EXCERPTED DATA:

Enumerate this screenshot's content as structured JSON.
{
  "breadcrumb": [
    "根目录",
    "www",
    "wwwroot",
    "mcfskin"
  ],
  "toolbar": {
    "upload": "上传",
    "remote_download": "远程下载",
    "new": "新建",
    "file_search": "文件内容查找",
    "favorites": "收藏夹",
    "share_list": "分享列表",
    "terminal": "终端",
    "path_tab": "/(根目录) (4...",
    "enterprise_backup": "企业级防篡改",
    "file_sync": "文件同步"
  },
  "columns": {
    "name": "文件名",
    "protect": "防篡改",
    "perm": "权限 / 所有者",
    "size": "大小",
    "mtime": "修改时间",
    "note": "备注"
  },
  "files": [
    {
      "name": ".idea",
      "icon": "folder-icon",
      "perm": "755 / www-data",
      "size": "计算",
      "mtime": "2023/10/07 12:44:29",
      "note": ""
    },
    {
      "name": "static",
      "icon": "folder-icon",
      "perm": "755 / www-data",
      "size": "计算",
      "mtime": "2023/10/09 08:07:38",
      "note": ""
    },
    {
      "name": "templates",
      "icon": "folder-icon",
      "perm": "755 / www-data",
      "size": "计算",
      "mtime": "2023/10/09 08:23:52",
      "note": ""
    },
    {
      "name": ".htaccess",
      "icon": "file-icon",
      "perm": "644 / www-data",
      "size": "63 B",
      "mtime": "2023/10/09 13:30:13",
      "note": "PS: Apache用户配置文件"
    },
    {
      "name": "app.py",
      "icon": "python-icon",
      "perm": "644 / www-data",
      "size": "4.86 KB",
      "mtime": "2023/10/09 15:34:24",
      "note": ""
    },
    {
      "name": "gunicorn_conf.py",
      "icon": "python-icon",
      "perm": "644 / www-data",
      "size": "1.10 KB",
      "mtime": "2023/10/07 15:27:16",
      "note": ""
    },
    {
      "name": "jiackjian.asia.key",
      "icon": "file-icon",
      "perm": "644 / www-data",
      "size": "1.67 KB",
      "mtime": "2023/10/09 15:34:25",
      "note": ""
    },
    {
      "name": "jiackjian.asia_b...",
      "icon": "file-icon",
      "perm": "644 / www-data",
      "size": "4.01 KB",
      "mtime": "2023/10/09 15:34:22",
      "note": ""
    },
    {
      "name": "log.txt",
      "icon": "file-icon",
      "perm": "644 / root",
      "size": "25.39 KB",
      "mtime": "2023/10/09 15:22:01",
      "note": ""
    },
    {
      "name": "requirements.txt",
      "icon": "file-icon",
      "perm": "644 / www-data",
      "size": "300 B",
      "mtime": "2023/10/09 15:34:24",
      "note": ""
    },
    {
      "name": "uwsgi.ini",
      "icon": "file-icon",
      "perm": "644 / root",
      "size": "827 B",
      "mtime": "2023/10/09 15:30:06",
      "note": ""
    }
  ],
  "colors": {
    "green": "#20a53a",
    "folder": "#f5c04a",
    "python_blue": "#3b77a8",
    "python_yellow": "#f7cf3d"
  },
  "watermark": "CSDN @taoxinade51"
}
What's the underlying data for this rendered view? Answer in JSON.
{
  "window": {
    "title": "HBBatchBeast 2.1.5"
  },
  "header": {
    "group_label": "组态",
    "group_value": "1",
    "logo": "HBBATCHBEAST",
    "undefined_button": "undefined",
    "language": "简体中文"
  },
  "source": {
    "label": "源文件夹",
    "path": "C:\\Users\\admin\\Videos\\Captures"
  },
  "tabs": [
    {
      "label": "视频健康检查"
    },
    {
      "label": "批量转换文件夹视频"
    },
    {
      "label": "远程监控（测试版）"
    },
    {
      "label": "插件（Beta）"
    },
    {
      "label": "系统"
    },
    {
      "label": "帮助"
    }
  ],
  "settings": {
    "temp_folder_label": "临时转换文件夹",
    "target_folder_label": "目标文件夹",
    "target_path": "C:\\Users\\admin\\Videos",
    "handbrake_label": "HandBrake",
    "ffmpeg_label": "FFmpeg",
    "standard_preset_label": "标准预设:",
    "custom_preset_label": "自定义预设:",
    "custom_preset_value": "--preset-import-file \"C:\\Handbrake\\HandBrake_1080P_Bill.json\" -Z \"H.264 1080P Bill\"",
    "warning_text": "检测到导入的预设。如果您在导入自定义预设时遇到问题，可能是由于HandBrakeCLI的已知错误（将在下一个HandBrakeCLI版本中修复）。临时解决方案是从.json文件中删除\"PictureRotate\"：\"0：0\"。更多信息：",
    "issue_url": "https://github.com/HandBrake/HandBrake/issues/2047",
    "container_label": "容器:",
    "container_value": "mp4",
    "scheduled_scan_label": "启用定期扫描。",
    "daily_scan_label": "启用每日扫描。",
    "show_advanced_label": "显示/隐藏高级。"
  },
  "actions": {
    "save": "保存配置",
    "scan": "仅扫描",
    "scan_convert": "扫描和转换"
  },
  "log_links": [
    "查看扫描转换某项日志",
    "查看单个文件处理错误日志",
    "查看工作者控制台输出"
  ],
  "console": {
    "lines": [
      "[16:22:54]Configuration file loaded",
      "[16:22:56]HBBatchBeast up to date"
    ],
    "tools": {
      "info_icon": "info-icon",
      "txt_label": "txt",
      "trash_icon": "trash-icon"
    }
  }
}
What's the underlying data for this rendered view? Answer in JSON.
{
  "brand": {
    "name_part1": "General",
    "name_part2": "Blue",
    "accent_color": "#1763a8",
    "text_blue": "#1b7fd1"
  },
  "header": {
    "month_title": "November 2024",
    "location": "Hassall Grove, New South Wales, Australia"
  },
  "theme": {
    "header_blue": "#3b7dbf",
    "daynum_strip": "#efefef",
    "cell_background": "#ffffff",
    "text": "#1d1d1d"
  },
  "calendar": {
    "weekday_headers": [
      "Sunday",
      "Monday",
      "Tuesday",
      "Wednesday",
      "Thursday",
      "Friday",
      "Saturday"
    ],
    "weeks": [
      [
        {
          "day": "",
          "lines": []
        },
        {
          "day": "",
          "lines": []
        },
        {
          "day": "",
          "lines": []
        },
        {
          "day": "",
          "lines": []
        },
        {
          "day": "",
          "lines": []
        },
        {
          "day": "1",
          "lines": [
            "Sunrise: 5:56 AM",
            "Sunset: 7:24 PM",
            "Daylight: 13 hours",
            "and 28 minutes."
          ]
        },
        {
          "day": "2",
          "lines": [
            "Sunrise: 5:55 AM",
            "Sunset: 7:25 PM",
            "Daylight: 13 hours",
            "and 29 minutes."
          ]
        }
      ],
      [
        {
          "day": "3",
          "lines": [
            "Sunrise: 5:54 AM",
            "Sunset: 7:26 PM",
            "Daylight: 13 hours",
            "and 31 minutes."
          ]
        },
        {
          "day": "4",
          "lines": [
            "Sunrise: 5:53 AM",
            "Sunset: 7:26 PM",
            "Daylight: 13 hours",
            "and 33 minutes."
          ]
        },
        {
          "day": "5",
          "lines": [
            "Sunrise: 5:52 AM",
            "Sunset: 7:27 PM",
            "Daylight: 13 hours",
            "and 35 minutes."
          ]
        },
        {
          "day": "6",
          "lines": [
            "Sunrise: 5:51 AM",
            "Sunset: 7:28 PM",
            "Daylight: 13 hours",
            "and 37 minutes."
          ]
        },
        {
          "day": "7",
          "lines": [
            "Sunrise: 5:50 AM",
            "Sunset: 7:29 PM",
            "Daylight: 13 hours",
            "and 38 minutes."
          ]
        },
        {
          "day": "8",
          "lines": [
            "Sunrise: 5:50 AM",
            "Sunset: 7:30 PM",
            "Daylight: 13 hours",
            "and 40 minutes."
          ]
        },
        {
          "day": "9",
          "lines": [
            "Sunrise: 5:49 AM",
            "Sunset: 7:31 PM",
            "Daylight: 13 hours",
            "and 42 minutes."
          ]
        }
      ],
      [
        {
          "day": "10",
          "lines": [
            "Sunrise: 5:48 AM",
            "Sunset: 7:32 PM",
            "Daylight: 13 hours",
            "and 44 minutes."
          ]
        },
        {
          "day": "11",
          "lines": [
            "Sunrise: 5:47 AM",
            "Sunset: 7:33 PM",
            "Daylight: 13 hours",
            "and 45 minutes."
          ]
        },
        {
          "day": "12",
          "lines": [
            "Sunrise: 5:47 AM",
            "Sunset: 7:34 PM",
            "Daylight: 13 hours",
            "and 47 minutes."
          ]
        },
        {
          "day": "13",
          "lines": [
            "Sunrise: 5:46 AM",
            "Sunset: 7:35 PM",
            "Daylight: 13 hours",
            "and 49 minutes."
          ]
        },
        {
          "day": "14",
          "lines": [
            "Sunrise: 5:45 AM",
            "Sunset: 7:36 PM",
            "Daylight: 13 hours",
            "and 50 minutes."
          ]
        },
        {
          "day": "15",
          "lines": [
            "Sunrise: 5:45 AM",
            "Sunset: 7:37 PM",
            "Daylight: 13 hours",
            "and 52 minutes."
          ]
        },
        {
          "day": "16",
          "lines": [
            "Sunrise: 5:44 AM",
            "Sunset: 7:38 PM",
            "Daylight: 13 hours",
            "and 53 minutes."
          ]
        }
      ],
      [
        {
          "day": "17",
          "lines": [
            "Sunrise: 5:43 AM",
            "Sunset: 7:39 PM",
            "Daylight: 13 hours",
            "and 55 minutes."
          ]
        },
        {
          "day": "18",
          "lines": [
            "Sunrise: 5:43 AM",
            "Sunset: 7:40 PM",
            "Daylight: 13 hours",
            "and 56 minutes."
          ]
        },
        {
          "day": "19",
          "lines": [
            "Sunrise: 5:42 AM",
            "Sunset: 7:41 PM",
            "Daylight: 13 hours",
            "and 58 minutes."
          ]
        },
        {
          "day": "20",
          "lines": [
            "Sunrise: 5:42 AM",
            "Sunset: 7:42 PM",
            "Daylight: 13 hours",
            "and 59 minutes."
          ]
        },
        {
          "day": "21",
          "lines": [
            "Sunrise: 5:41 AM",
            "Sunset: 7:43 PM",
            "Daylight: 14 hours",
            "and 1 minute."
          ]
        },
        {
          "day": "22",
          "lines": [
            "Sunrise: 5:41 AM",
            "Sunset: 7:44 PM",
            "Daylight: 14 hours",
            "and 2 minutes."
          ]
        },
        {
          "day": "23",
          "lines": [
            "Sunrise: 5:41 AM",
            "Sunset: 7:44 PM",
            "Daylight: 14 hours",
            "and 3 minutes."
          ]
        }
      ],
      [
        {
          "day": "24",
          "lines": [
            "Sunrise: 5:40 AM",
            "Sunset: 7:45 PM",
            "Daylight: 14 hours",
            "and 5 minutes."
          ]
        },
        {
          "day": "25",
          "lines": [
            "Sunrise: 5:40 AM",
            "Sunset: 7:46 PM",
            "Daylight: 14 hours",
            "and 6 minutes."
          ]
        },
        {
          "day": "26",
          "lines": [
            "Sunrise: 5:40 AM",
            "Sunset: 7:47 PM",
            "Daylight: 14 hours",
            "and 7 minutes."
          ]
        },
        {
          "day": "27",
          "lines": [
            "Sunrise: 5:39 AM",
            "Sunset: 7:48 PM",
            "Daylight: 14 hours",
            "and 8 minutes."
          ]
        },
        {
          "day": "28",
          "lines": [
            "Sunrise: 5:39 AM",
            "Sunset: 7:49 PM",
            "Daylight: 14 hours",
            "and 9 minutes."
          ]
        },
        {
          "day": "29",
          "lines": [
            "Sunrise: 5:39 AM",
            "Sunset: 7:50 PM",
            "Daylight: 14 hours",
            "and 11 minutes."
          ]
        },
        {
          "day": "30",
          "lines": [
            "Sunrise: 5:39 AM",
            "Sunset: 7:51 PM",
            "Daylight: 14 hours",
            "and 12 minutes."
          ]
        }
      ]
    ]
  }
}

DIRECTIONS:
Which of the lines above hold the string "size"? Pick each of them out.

SOLUTION TO THIS PROBLEM:
    "size": "大小",
      "size": "计算",
      "size": "计算",
      "size": "计算",
      "size": "63 B",
      "size": "4.86 KB",
      "size": "1.10 KB",
      "size": "1.67 KB",
      "size": "4.01 KB",
      "size": "25.39 KB",
      "size": "300 B",
      "size": "827 B",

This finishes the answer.